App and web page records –
※

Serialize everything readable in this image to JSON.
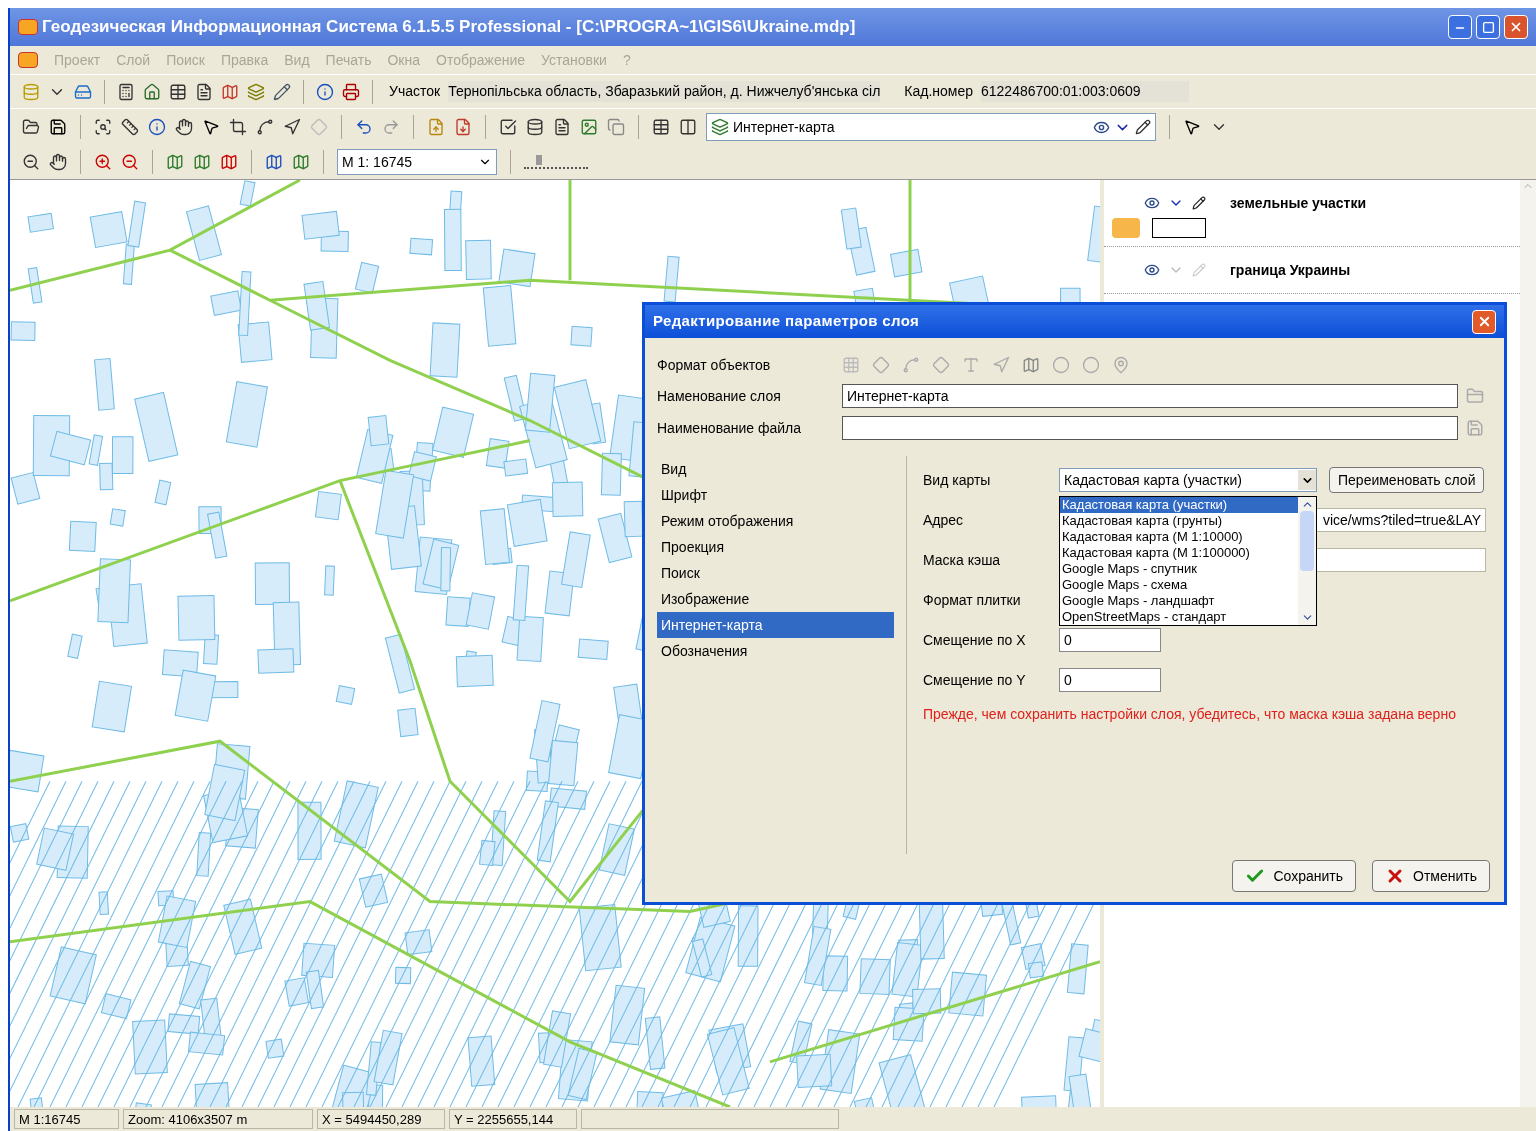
{
  "window": {
    "title": "Геодезическая Информационная Система 6.1.5.5 Professional - [C:\\PROGRA~1\\GIS6\\Ukraine.mdp]"
  },
  "menu": [
    {
      "label": "Проект",
      "disabled": true
    },
    {
      "label": "Слой",
      "disabled": true
    },
    {
      "label": "Поиск",
      "disabled": true
    },
    {
      "label": "Правка",
      "disabled": true
    },
    {
      "label": "Вид",
      "disabled": true
    },
    {
      "label": "Печать",
      "disabled": true
    },
    {
      "label": "Окна",
      "disabled": true
    },
    {
      "label": "Отображение",
      "disabled": true
    },
    {
      "label": "Установки",
      "disabled": true
    },
    {
      "label": "?",
      "disabled": true
    }
  ],
  "info_bar": {
    "parcel_label": "Участок",
    "parcel_value": "Тернопільська область, Збаразький район, д. Нижчелуб'янська сіл",
    "cad_label": "Кад.номер",
    "cad_value": "6122486700:01:003:0609"
  },
  "layer_selector": {
    "value": "Интернет-карта"
  },
  "scale_combo": {
    "value": "М 1: 16745"
  },
  "scale_slider": {
    "level": 0.2
  },
  "layers": [
    {
      "name": "земельные участки",
      "editable": true
    },
    {
      "name": "граница Украины",
      "editable": false
    }
  ],
  "dialog": {
    "title": "Редактирование параметров слоя",
    "format_label": "Формат объектов",
    "layer_name_label": "Наменование слоя",
    "layer_name_value": "Интернет-карта",
    "file_name_label": "Наименование файла",
    "sections": [
      {
        "label": "Вид",
        "selected": false
      },
      {
        "label": "Шрифт",
        "selected": false
      },
      {
        "label": "Режим отображения",
        "selected": false
      },
      {
        "label": "Проекция",
        "selected": false
      },
      {
        "label": "Поиск",
        "selected": false
      },
      {
        "label": "Изображение",
        "selected": false
      },
      {
        "label": "Интернет-карта",
        "selected": true
      },
      {
        "label": "Обозначения",
        "selected": false
      }
    ],
    "map_type_label": "Вид карты",
    "map_type_value": "Кадастовая карта (участки)",
    "rename_button": "Переименовать слой",
    "map_type_options": [
      {
        "label": "Кадастовая карта (участки)",
        "selected": true
      },
      {
        "label": "Кадастовая карта (грунты)",
        "selected": false
      },
      {
        "label": "Кадастовая карта (М 1:10000)",
        "selected": false
      },
      {
        "label": "Кадастовая карта (М 1:100000)",
        "selected": false
      },
      {
        "label": "Google Maps - спутник",
        "selected": false
      },
      {
        "label": "Google Maps - схема",
        "selected": false
      },
      {
        "label": "Google Maps - ландшафт",
        "selected": false
      },
      {
        "label": "OpenStreetMaps - стандарт",
        "selected": false
      }
    ],
    "address_label": "Адрес",
    "address_value": "vice/wms?tiled=true&LAY",
    "cache_mask_label": "Маска кэша",
    "tile_format_label": "Формат плитки",
    "offset_x_label": "Смещение по X",
    "offset_x_value": "0",
    "offset_y_label": "Смещение по Y",
    "offset_y_value": "0",
    "warning": "Прежде, чем сохранить настройки слоя, убедитесь, что маска кэша задана верно",
    "save_button": "Сохранить",
    "cancel_button": "Отменить"
  },
  "status_bar": [
    "М 1:16745",
    "Zoom: 4106x3507 m",
    "X = 5494450,289",
    "Y = 2255655,144"
  ]
}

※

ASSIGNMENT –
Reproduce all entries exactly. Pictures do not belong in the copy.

RESULT OF THE EXERCISE –
Serialize everything readable in this image to JSON.
{
  "window": {
    "title": "Геодезическая Информационная Система 6.1.5.5 Professional - [C:\\PROGRA~1\\GIS6\\Ukraine.mdp]"
  },
  "menu": [
    {
      "label": "Проект",
      "disabled": true
    },
    {
      "label": "Слой",
      "disabled": true
    },
    {
      "label": "Поиск",
      "disabled": true
    },
    {
      "label": "Правка",
      "disabled": true
    },
    {
      "label": "Вид",
      "disabled": true
    },
    {
      "label": "Печать",
      "disabled": true
    },
    {
      "label": "Окна",
      "disabled": true
    },
    {
      "label": "Отображение",
      "disabled": true
    },
    {
      "label": "Установки",
      "disabled": true
    },
    {
      "label": "?",
      "disabled": true
    }
  ],
  "info_bar": {
    "parcel_label": "Участок",
    "parcel_value": "Тернопільська область, Збаразький район, д. Нижчелуб'янська сіл",
    "cad_label": "Кад.номер",
    "cad_value": "6122486700:01:003:0609"
  },
  "layer_selector": {
    "value": "Интернет-карта"
  },
  "scale_combo": {
    "value": "М 1: 16745"
  },
  "scale_slider": {
    "level": 0.2
  },
  "layers": [
    {
      "name": "земельные участки",
      "editable": true
    },
    {
      "name": "граница Украины",
      "editable": false
    }
  ],
  "dialog": {
    "title": "Редактирование параметров слоя",
    "format_label": "Формат объектов",
    "layer_name_label": "Наменование слоя",
    "layer_name_value": "Интернет-карта",
    "file_name_label": "Наименование файла",
    "sections": [
      {
        "label": "Вид",
        "selected": false
      },
      {
        "label": "Шрифт",
        "selected": false
      },
      {
        "label": "Режим отображения",
        "selected": false
      },
      {
        "label": "Проекция",
        "selected": false
      },
      {
        "label": "Поиск",
        "selected": false
      },
      {
        "label": "Изображение",
        "selected": false
      },
      {
        "label": "Интернет-карта",
        "selected": true
      },
      {
        "label": "Обозначения",
        "selected": false
      }
    ],
    "map_type_label": "Вид карты",
    "map_type_value": "Кадастовая карта (участки)",
    "rename_button": "Переименовать слой",
    "map_type_options": [
      {
        "label": "Кадастовая карта (участки)",
        "selected": true
      },
      {
        "label": "Кадастовая карта (грунты)",
        "selected": false
      },
      {
        "label": "Кадастовая карта (М 1:10000)",
        "selected": false
      },
      {
        "label": "Кадастовая карта (М 1:100000)",
        "selected": false
      },
      {
        "label": "Google Maps - спутник",
        "selected": false
      },
      {
        "label": "Google Maps - схема",
        "selected": false
      },
      {
        "label": "Google Maps - ландшафт",
        "selected": false
      },
      {
        "label": "OpenStreetMaps - стандарт",
        "selected": false
      }
    ],
    "address_label": "Адрес",
    "address_value": "vice/wms?tiled=true&LAY",
    "cache_mask_label": "Маска кэша",
    "tile_format_label": "Формат плитки",
    "offset_x_label": "Смещение по X",
    "offset_x_value": "0",
    "offset_y_label": "Смещение по Y",
    "offset_y_value": "0",
    "warning": "Прежде, чем сохранить настройки слоя, убедитесь, что маска кэша задана верно",
    "save_button": "Сохранить",
    "cancel_button": "Отменить"
  },
  "status_bar": [
    "М 1:16745",
    "Zoom: 4106x3507 m",
    "X = 5494450,289",
    "Y = 2255655,144"
  ]
}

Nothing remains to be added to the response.